Place: Online is certainly the place to be as customers shop around for the best deal. It isn’t just about securing the lowest price, with the energy price hike, consumers are considering what they can get delivered for free, rather than the travel expenses incurred by going to a store.

Consumers’ research behaviour is more expansive in times of financial strain, as they search for the right product, at the right price. Search, marketplace and social media features very heavily in the research phase, so making sure your marketing strategy covers these areas is key.

Price: It goes without saying that offering the lowest price online, coupled with free delivery, is going to attract a lot of customers in this climate. But this is no good if pushing prices to rock bottom takes margin with it. Scrutinise your data to understand how to maintain margin through effective pricing and merchandising, while keeping marketing spend effective.
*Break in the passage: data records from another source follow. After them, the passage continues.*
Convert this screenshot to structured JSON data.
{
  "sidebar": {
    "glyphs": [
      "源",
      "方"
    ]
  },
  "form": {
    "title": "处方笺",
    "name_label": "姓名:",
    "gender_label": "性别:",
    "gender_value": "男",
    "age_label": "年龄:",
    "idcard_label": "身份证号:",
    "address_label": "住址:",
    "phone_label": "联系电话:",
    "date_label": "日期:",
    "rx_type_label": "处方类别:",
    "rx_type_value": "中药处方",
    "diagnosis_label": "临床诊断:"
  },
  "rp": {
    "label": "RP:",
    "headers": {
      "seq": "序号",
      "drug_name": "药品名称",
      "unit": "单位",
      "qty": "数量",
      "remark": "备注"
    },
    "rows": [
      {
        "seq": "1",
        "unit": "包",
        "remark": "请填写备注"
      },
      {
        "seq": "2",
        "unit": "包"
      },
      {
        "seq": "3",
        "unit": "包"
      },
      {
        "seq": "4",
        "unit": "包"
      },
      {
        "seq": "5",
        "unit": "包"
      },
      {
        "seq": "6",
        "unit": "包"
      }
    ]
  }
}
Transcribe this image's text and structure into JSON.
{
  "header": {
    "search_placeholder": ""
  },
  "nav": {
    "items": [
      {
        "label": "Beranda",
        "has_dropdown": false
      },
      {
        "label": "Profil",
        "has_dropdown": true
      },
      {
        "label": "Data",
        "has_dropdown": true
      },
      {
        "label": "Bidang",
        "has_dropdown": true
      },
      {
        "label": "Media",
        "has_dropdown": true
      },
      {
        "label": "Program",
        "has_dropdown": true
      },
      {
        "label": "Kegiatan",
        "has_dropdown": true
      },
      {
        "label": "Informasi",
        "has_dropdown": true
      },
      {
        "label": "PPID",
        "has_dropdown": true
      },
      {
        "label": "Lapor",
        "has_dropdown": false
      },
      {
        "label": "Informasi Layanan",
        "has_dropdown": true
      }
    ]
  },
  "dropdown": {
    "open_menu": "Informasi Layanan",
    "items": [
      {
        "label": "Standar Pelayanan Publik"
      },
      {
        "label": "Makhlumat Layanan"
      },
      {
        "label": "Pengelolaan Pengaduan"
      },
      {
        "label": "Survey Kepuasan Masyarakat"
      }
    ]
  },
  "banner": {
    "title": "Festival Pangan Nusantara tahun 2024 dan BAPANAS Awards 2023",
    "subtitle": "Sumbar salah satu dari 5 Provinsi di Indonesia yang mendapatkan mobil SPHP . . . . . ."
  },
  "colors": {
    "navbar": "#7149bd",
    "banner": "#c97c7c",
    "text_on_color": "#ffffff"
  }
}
Promotions: BOGOFs and other offers are as valued as ever but they must be relevant. Consumers are scrutinising the real-world value of promotions (“What value is two sold cheaply when I’ll only use one, expensively?”) as well as their sustainability, with concerns over waste. Brands are safer to budget for genuine, higher value promotions to avoid frustrating a customer looking for true value.

People: Being human is crucial in times of financial hardship, targeting customers with unrealistic lifestyle expectations may create negative sentiment towards your brand. Considering the tone of an email or using data respectfully is key when nerves are wearing thin. Ultimately, consumers need empathy more than ever.

In an economic downturn, consumers may look to reduce spend. But the fact is they are still spending, and just being more discretionary about where. They are researching their spend more than ever, but also welcome brands who are willing to do some of that ‘heavy lifting’ for them. Making sure your digital marketing is following ‘right time, right place, right price’ principles and speaking to customers in a way that respects the current moment, will help both your customers and your brand beat the squeeze.